The Kon Tum Plateau EBA contains the global ranges of three species: Black-crowned Barwing Actinodura sodangorum, Golden-winged Laughingthrush Garrulax ngoclinhensis and Chestnut-eared laughingthrush Garrulax konkakinhensis.
The Da Lat Plateau EBA contains the global ranges of three species: Collared Laughingthrush Garrulax yersini, Grey-crowned Crocias Crocias langbianis and Vietnamese Greenfinch Carduelis monguilloti.
The Southern Vietnamese Lowlands EBA contains the global ranges of two species: Orange- necked Partridge Arborophila davidi and Germain's Peacock Pheasant Polyplectron germaini.
Surveys by BirdLife in the early 1990s rediscovered several restricted-range species that had gone unrecorded since their discovery in the first half of the 20th Century, such as Grey-crowned Crocias, Sooty Babbler and Imperial Pheasant.
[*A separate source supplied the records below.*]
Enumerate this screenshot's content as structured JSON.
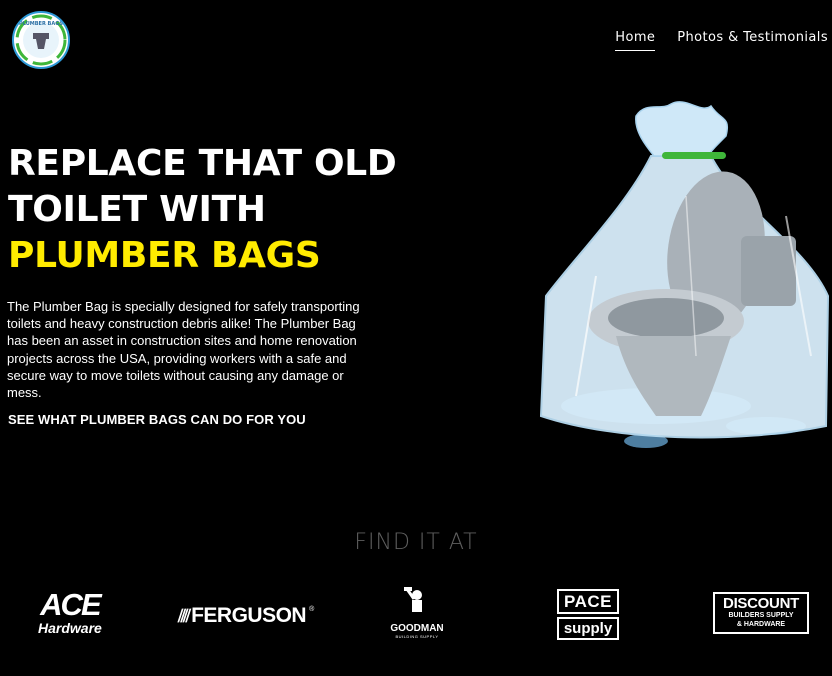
{
  "header": {
    "logo_text": "PLUMBER BAGS",
    "nav": [
      {
        "label": "Home",
        "active": true
      },
      {
        "label": "Photos & Testimonials",
        "active": false
      }
    ]
  },
  "hero": {
    "headline_line1": "REPLACE THAT OLD",
    "headline_line2": "TOILET WITH",
    "headline_highlight": "PLUMBER BAGS",
    "description": "The Plumber Bag is specially designed for safely transporting toilets and heavy construction debris alike! The Plumber Bag has been an asset in construction sites and home renovation projects across the USA, providing workers with a safe and secure way to move toilets without causing any damage or mess.",
    "cta": "SEE WHAT PLUMBER BAGS CAN DO FOR YOU",
    "image": "toilet-in-bag-illustration"
  },
  "find_it": {
    "heading": "FIND IT AT",
    "partners": [
      {
        "name": "ACE",
        "sub": "Hardware"
      },
      {
        "name": "FERGUSON",
        "mark": "®"
      },
      {
        "name": "GOODMAN",
        "sub": "BUILDING SUPPLY"
      },
      {
        "name": "PACE",
        "sub": "supply"
      },
      {
        "name": "DISCOUNT",
        "sub1": "BUILDERS SUPPLY",
        "sub2": "& HARDWARE"
      }
    ]
  },
  "colors": {
    "background": "#000000",
    "highlight": "#ffeb00",
    "muted_heading": "#5f5f5f",
    "bag_tie": "#3fb63a",
    "logo_ring": "#2e9ad8"
  }
}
These rediscoveries were made during wider surveys of Vietnamese EBAs. These surveys revealed that extensive habitat loss has occurred in all EBAs, and that conservation action is urgently required if the remaining areas of habitat and the restricted-range species they support are not to be lost forever.
Consequently, one of the central objectives of BirdLife's strategy in Vietnam has been to establish at least one protected area within each EBA. With the establishment of Ke Go Nature Reserve in the Annamese Lowlands EBA, Ngoc Linh (Kon Tum) Nature Reserve in the Kon Tum Plateau EBA and Chu Yang Sin Nature Reserve in the Da Lat Plateau EBA, and the addition of the Cat Loc sector to Cat Tien National Park in the Southern Vietnamese Lowlands EBA, this objective has been achieved. The priority now is to ensure that these protected areas receive the financial and technical support they require to meet their objectives.
Golden-winged Laughingthrush was discovered on Mt Ngoc Linh, the highest mountain in the Western Highlands of Vietnam. The species is known only to occur in montane evergreen forest above 2,000 m. In 1998, as a result of work by BirdLife and the Forest Inventory and Planning Institute (FIPI), Ngoc Linh (Kon Tum) Nature Reserve was established, protecting forest on the western face of Mt Ngoc Linh. In 1999, BirdLife and FIPI completed a feasibility study for the establishment of Ngoc Linh (Quang Nam) Nature Reserve, the boundaries of which include forest on the eastern slopes of the mountain. It is hoped that this nature reserve will soon be established, and that the habitats and species on Mt Ngoc Linh will receive the protection they deserve.
Black-crowned Barwing was also discovered on Mt Ngoc Linh but has since been found at nearby sites in western Kon Tum province in Vietnam and on the Dakchung plateau in Laos. All the known localities of this species in Vietnam are located within Ngoc Linh (Kon Tum) Nature Reserve.
During a field survey of Mt Kon Ka Kinh, in 1999 Chestnut-eared laughingthrush was discovered. Efforts to conserve this newly discovered species were given a boost when Kon Ka Kinh Nature Reserve was established in 1999. This species, together with Golden-winged laughingthrush, was also recorded in Kon Plong district, Kon Tum province, during survey in 2000.